If you are considering adoption but have financial concerns or are worried about wait times, relinquishment risks, or red tape, embryo donation is a rapidly growing path to parenthood. Using embryos donated from another family who has cryopreserved embryos which they no longer wish to use to build their own family, you may have a 40% chance of conceiving a child. In addition to the affordability of embryo donation and the high success rates, you have the opportunity to carry the child, control the uterine environment, and may have the ability to conceive more than one child (this will depend on the type of embryo donation you enter into, as well as the number and quality of the embryos donated to you).
If you don’t have a functioning uterus, gestational surrogacy is another option for becoming a parent. Using either your own gametes (genetic material), or an embryo created from egg or sperm donation (or sometimes both), another woman can carry a child for you and you will have all legal and parental rights upon that child’s birth. Surrogacy laws vary by State, and it’s far from inexpensive, but when done correctly, surrogacy is a wonderful means of building a family.
And let’s not forget what is now almost considered boring: IVF. If you have a viable uterus, eggs and/or sperm but for other reasons have difficulty conceiving on your own, with the assistance of In Vitro Fertilization, your chances of conceiving get better every day. With the improvement of the culture medium used to nourish embryos, together with advances in reproductive medicine, some families will have as high as a 70% chance of conceiving.
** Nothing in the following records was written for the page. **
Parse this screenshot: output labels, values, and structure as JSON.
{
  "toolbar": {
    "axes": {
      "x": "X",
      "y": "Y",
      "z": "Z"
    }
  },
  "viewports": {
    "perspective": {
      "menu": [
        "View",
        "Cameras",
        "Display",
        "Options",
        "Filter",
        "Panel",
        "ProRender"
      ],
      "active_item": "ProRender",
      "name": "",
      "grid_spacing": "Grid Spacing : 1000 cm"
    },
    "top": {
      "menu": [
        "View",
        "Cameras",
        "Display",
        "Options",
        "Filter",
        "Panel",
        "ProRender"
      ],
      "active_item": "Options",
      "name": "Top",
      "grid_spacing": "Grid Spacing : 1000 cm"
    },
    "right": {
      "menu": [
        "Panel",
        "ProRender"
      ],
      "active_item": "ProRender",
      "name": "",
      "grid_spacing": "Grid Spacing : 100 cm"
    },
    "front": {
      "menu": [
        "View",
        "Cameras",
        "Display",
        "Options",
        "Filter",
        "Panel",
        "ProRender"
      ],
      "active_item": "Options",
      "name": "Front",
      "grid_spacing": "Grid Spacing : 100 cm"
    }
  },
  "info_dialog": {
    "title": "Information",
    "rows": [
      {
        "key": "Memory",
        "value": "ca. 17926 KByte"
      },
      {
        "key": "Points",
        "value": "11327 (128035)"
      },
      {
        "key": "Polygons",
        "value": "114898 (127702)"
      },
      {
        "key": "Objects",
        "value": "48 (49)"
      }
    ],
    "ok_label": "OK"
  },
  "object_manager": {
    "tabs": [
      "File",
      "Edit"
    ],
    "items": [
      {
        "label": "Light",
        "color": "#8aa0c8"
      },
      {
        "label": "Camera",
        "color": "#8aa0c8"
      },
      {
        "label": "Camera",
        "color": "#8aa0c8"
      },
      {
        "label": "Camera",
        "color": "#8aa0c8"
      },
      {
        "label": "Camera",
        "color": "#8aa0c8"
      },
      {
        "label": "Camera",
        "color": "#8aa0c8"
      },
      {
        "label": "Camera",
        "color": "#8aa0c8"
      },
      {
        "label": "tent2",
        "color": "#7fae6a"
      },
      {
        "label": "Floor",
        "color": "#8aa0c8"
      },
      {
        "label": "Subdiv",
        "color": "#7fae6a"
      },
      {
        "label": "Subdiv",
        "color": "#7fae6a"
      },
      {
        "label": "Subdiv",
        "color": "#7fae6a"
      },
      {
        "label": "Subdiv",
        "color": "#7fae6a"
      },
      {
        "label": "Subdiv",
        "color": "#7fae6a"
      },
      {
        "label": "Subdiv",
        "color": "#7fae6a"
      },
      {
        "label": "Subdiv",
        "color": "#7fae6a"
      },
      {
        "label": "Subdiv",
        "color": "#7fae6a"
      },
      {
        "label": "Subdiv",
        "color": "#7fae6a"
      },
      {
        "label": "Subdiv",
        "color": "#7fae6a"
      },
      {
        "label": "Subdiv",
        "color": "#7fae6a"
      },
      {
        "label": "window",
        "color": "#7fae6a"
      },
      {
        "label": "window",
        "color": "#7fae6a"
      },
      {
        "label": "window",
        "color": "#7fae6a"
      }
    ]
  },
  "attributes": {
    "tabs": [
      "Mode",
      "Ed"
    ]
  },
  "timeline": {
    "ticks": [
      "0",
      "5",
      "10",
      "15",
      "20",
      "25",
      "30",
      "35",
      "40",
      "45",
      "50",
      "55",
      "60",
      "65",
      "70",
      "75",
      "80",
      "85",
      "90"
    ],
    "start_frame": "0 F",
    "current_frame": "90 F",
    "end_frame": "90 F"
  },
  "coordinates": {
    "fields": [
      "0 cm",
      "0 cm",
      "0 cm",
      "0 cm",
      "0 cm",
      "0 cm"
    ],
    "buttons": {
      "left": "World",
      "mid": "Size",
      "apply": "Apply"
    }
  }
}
Although the vast majority of families using IVF will need more than one attempt before conceiving, this is a technology that should not be ignored.
Other things to consider are:
PGD, (Preimplantation Genetic Diagnosis). This enables you to select only those embryos that appear chromosomally normal for embryo transfer in an IVF cycle. For older infertility patients, those with a family history of hereditary illness, or those with recurrent pregnancy loss, PGD can increase your chances of conceiving a healthy baby.
ICSI, (Intracytoplasmic sperm injection). This is where doctors inject the sperm into the egg to help facilitate fertilization. For families with male factor infertility this can help side-step problems with sperm that might prevent it from fertilizing an egg.
DNA Fragmentation Assay. This is a test performed on sperm to determine whether the sperm are chromosomally normal. Although there is a large range of “grey area” where it is unclear whether the sperm are going to cause problems with conception or pregnancy loss, this is proving to be a very important aspect in solving cases of recurrent pregnancy loss, IVF failure, or otherwise diagnosing “hidden” infertility issues.
Blood Clotting Disorders and other immune issues. Do you have unexplained pregnancy loss or IVF failure (with an egg donor)? Go get a work-up from a hematologist or other doctor specializing in diagnosing harder to find infertility issues. Sadly many physicians routinely overlook or discredit the influence or impact of blood clotting and/or immune issues on the ability of an embryo to implant in the uterus, or to the ongoing development of a baby.
Are you going to stay silent, or are you going to talk with me here about what you are feeling, what you are trying to do to overcome your infertility, or what you did that helped you overcome it? Speak. If not here, then find somewhere. Please.
Filed under: adoption, Age and Infertility, Deadly Silence, Egg Donation, Faith and Infertility, IVF, Peace to Parenthood, Personal Musings, Recurrent Pregnancy Loss, Sam Sex Parenting and Reproductive Law, The Journey to Parenthood, Thinking Out Loud, Third-Party Assisted Reproduction, Treatment, Uncategorized